$\frac{c_{t+1}}{c_t} = \beta (f_{k_{t+1}}+(1-\delta))$

Which at steady state gives you:
$k^* =(1-l^*)(\frac{e}{\frac{1}{\beta}-(1-\delta)})^{\frac{1}{1-e}}$

If a = 0, there is no labor selection problem and $l^*=0$ leading to full use of available time for labor. Clearly, there is more capital in the steady state equilibrium.

Does this make sense? How can more correctly interpret this?

It does not. Where did you get those formulations/definitions? I still have to educate myself on utility theory, but I see several issues with these definitions. The inconsistencies and insufficiency as outlined below impede reaching a robust interpretation of what (if any) impact parameter $a$ has on the levels of capital.

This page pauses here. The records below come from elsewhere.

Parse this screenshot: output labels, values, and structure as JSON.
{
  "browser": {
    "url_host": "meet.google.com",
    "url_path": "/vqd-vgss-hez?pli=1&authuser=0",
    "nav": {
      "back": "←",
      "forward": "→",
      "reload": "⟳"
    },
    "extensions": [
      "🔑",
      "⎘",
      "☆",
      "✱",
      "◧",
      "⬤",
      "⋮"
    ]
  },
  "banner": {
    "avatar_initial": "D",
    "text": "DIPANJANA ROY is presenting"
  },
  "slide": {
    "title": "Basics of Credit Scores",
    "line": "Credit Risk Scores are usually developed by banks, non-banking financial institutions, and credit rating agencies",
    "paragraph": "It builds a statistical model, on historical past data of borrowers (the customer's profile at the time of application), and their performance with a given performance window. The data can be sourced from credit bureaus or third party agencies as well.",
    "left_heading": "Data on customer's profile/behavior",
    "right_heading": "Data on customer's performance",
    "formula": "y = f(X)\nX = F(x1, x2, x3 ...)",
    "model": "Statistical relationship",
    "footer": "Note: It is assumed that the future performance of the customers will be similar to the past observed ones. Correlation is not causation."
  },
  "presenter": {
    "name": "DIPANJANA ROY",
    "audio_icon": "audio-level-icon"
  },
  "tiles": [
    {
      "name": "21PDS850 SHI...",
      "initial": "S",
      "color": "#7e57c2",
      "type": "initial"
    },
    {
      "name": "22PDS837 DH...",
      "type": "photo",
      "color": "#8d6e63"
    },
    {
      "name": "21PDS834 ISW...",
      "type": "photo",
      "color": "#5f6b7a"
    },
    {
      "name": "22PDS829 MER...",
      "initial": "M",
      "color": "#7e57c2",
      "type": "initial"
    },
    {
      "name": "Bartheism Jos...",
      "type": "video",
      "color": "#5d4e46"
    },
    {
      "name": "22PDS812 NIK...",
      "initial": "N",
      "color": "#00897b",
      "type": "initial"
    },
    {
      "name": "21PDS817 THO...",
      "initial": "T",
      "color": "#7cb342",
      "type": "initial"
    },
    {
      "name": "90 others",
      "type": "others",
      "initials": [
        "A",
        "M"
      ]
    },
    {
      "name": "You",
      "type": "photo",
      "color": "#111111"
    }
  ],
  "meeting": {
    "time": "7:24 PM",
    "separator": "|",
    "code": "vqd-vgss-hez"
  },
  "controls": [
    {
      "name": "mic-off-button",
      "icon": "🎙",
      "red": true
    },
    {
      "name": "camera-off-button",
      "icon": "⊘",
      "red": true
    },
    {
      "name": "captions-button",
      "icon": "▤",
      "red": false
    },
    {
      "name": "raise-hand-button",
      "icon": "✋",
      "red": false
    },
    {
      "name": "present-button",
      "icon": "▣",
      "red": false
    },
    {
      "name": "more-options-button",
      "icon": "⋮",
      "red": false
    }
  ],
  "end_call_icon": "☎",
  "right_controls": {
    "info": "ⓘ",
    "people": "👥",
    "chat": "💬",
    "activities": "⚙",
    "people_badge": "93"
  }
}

1. $a$ has to be in [0,1]. Otherwise, leisure time and/or consumption would decrease utility, which is absurd. But the ranges of values other variables can take are unclear.
2. Unless you establish positive, lower bounds --though greater than 1-- for $l_t$ and $c_t$, the utility function would be undefined or unbounded (meaning that it could be minus infinite).
3. In the production function, I assume that $e$ is in $[0,1]$. In that case, $l_t$ cannot be greater than 1. But that leads to the absurdity that leisure time decreases utility. Moreover, the condition $l_t<=1$ contradicts the previous item (requiring $l_t$ to be greater than 1), unless one introduces positive constants in $U(c_t,l_t)$ to come up with an adequate definition of utility that is compatible with the definition of production function.
4. It seems to me that the production function might have to explicitly or implicitly involve $c_t$ (so as to represent production inputs).

I think that, when a=0, agents get utility only from consumption. They don’t get utility from leisure time so they have a more tendency to work.

1. How do $i_t$ and $c_t$ relate? That conjecture about $a$ "implies" that it should be thought of as a function of $l_t$ and/or $c_t$, but that is not evident from the formulations/definitions.

Further scrutiny (and knowledge of utility theory) might help identifying additional issues.